However, 63% of dog owners say they let their pets roam free in the countryside, despite half admitting their dog doesn’t always come back when called.
The research found a steady increase over the past two years in the number of dogs allowed outside unaccompanied when their owners are out (56% in 2020, rising from 52% in 2019 and 43% in 2018). Fifteen per cent of owners admitted their dog had escaped from home in the past.
“This confirms farmers’ fears that a significant number of dog owners are letting their dogs roam free unsupervised,” said Rebecca Davidson, rural affairs specialist at NFU Mutual.
“Whether they don’t know or don’t care about the carnage their pets are causing, these dog owners are giving a bad name to the responsible majority who do keep their pets under control.”
In North Wales, a five-year police campaign to tackle livestock attacks by dogs has resulted in the number of reported attacks halving.
In recent years, North Wales Police has received about 120 reports of livestock worrying a year. But last year that fell to 49.
PC Dave Allen, of North Wales Police’s rural crime team, said the force was seeking a change in legislation to increase police and court powers and to offer livestock keepers more protection from dogs that attack their livestock.
NFU Mutual and NFU Scotland are two of the rural organisations taking part in a campaign, with Police Scotland’s Scottish Partnership Against Rural Crime (Sparc) initiative to highlight the reality of livestock attacks.
The aim of the campaign, “Your Dog – Your Responsibility”, is to ensure dog owners understand the distressing nature as well as the emotional and financial impacts such incidents can have, not just on farmers but on everyone having to deal with the aftermath.
NFU Scotland chief executive Scott Walker said: “Scottish farmers and crofters continue to be blighted by dog worrying. It is encouraging that these figures show a decrease, but we believe that there is still a chronic under-reporting of this problem.
“Scottish government intends to look more closely at relevant dog legislation in 2020. This is something that we will engage with strongly.”
Case study: Caroline Harriott, Arundel, West Sussex
Sheep farmer Caroline Harriott is one of a number of South Downs farmers who have had to stop keeping sheep on hundreds of acres of pasture because of repeated attacks on their flocks by out of control dogs.
The area is hugely popular with dog walkers and there have been so many incidents of worrying that they have had to take the sheep off that land.

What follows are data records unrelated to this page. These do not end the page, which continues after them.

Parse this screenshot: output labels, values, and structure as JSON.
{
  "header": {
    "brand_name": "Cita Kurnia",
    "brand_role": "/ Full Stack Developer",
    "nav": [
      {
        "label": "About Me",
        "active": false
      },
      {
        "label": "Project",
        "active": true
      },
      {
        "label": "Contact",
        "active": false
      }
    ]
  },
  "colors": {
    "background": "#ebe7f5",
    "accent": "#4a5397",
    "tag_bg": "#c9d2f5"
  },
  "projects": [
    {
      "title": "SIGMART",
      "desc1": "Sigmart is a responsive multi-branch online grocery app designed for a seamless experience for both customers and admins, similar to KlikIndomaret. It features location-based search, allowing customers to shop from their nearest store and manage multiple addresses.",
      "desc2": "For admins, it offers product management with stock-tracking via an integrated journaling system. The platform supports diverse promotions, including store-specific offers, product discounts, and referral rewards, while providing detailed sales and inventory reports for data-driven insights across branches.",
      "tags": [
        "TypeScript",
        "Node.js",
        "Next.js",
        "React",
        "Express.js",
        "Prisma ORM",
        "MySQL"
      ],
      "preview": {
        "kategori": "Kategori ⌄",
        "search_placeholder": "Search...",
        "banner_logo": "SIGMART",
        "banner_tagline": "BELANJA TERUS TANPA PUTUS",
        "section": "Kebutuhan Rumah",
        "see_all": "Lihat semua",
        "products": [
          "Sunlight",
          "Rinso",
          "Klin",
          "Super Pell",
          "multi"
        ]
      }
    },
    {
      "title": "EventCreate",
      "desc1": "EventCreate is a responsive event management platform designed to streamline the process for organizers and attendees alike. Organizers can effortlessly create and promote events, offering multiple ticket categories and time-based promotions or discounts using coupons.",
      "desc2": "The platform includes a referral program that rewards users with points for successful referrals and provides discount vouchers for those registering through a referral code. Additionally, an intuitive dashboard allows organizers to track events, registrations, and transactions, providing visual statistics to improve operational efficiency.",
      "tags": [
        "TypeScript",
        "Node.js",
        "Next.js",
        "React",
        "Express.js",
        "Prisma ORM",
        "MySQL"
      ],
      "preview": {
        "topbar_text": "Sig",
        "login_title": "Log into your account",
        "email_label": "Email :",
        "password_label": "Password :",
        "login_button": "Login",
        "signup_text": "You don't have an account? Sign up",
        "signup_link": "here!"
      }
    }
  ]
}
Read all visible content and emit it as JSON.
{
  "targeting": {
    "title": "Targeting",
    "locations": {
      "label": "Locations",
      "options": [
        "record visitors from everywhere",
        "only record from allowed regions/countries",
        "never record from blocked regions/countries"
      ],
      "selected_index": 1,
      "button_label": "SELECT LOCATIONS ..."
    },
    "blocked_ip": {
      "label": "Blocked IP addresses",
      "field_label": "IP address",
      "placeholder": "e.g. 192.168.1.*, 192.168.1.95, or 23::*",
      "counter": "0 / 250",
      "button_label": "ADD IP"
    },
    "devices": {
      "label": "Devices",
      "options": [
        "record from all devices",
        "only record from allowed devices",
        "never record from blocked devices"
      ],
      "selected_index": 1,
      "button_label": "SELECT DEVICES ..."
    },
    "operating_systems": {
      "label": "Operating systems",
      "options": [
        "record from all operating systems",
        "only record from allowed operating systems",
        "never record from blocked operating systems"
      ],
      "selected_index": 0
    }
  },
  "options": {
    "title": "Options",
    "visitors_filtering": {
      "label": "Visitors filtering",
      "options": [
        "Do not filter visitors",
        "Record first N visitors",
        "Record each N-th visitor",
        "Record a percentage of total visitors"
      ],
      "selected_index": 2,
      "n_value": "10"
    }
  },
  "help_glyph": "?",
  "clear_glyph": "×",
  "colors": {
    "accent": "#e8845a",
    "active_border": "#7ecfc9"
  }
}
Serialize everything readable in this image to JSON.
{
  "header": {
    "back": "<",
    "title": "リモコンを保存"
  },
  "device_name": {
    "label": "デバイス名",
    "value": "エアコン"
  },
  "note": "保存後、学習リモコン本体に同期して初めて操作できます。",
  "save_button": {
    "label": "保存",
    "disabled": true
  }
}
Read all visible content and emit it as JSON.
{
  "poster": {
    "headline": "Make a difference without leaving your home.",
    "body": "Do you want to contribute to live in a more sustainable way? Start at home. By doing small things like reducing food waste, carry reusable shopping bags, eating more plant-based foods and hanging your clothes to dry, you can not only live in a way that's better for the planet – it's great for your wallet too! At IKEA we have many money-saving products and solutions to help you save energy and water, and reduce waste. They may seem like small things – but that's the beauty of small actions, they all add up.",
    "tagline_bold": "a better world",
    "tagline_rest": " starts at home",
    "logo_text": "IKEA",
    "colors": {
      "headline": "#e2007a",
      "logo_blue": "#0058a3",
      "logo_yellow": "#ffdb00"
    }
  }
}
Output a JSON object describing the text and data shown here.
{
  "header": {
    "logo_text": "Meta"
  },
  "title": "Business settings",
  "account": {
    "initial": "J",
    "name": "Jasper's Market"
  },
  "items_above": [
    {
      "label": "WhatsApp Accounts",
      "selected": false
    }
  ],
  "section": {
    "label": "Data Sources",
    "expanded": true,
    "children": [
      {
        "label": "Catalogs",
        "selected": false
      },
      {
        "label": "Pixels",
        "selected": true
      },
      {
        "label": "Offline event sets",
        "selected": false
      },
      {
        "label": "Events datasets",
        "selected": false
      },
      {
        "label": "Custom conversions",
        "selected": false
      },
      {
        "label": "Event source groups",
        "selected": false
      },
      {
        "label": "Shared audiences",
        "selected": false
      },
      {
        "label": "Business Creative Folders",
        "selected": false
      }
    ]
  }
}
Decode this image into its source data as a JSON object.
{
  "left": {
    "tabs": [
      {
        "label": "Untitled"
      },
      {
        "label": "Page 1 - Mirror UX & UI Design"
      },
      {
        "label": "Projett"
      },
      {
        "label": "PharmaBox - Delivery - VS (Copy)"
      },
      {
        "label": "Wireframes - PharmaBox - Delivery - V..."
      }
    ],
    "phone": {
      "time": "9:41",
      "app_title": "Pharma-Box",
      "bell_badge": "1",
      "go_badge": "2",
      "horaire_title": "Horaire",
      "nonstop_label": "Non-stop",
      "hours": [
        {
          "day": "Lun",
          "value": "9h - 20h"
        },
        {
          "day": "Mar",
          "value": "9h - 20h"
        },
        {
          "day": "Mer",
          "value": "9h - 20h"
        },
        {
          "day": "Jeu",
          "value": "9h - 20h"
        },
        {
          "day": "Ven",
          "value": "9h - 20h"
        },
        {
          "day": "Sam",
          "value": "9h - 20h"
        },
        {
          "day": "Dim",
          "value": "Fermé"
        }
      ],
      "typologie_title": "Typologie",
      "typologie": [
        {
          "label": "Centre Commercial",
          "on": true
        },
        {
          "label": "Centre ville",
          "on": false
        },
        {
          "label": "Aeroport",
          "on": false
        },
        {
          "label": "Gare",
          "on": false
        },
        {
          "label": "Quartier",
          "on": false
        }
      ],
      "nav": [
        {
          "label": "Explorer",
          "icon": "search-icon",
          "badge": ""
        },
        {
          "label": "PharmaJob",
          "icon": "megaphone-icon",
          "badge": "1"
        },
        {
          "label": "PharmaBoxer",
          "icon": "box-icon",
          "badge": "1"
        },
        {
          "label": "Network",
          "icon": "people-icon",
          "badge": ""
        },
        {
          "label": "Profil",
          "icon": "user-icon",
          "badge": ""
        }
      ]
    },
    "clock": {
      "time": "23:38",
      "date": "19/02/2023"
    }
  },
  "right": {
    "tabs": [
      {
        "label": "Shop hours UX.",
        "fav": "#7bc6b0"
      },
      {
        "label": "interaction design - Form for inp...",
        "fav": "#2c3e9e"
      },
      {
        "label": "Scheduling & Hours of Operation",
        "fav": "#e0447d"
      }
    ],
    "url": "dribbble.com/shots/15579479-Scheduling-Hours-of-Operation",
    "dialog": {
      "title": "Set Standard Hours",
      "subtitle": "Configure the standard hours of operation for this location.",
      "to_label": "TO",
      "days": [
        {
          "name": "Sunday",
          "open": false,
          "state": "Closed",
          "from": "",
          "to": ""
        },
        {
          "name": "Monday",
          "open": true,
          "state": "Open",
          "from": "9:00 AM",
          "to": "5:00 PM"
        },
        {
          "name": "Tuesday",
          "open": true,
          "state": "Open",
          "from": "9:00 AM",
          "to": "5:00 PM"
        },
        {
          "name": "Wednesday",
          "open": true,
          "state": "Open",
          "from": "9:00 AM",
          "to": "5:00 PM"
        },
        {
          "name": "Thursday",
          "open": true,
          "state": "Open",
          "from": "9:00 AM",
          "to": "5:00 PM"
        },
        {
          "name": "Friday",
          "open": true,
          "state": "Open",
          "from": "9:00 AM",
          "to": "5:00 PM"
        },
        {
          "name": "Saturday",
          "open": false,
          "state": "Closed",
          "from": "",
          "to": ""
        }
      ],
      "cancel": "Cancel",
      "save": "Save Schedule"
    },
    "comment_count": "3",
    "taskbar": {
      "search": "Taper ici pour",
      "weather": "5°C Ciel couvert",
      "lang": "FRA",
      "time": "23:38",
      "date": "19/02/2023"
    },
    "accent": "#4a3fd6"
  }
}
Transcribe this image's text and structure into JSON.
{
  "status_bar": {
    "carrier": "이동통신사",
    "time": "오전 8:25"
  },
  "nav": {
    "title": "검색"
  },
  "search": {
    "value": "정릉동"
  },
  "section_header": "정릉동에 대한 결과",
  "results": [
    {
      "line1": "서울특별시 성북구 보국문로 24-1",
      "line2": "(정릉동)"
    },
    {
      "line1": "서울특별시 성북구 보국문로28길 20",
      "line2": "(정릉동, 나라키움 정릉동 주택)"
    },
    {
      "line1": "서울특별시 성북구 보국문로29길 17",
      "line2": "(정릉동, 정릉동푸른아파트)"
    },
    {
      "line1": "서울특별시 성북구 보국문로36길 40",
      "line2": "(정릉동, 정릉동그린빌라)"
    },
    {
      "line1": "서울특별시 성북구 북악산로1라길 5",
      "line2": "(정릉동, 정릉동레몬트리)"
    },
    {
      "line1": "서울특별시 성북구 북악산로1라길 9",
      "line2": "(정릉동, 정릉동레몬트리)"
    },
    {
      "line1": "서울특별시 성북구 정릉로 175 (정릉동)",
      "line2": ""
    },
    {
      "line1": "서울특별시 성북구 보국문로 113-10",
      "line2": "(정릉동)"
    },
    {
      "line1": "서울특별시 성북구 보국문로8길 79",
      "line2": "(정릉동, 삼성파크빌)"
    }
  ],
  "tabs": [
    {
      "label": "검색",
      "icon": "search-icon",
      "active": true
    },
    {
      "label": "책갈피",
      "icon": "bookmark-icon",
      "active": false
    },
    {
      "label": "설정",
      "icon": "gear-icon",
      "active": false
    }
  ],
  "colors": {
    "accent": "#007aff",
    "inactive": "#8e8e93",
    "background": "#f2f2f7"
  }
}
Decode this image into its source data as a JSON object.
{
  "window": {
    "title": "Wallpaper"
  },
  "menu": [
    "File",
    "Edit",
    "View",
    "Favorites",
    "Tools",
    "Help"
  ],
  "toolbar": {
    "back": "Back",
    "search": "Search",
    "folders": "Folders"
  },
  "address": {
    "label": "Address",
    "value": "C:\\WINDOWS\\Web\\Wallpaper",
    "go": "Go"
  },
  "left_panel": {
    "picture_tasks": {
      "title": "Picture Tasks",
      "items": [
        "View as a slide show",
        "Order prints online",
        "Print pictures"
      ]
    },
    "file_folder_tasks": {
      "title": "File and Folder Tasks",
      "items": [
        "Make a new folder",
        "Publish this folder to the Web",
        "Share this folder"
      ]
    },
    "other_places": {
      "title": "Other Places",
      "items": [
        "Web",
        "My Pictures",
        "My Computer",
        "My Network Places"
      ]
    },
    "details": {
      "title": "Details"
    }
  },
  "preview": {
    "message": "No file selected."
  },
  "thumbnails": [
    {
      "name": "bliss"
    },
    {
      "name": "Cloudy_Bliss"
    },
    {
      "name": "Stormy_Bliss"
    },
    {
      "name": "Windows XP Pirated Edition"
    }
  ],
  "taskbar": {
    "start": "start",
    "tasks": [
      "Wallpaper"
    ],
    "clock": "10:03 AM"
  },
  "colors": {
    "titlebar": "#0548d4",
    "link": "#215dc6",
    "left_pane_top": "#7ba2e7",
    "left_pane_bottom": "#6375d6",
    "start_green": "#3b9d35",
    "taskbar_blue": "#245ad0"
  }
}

“It’s not just sheep that are being put at risk,” Ms Harriott says. “One of the key conservation projects in the South Downs National Park is protecting the habitat of ground-nesting birds.”
Over the past decade, more than 100 sheep have been killed or injured in attacks on her farm.
One recent attack was filmed by a member of the public, and she says the image of her sheep being chased round and round the field and repeatedly pushed into fences by the dog is now “locked in my mind”.
“|t’s heart-breaking to get a phone call and rush to the field and find the aftermath of an attack – sheep killed, others so badly injured they have to be put down, sheep in absolute terror after being chased round the fields, and sheep so stressed they lose their unborn lambs,” she says.
Ms Harriott, who runs a flock of 600 ewes and rears lambs near Arundel, is concerned that the growing trend for dog owners to leave their pets in the care of professional dog walkers during the day is also leading to more attacks.
“Professional dog walkers have become a major problem,” she says. “Under the present law one person can take up to six dogs out. To my mind, there’s no way one person can keep six dogs under control in the countryside – even picking up the dog mess is practically impossible.
“We need new legislation to bring a workable balance between the dog-owning public and farming. The present, laws simply don’t address the problems we are dealing with day in, day out.”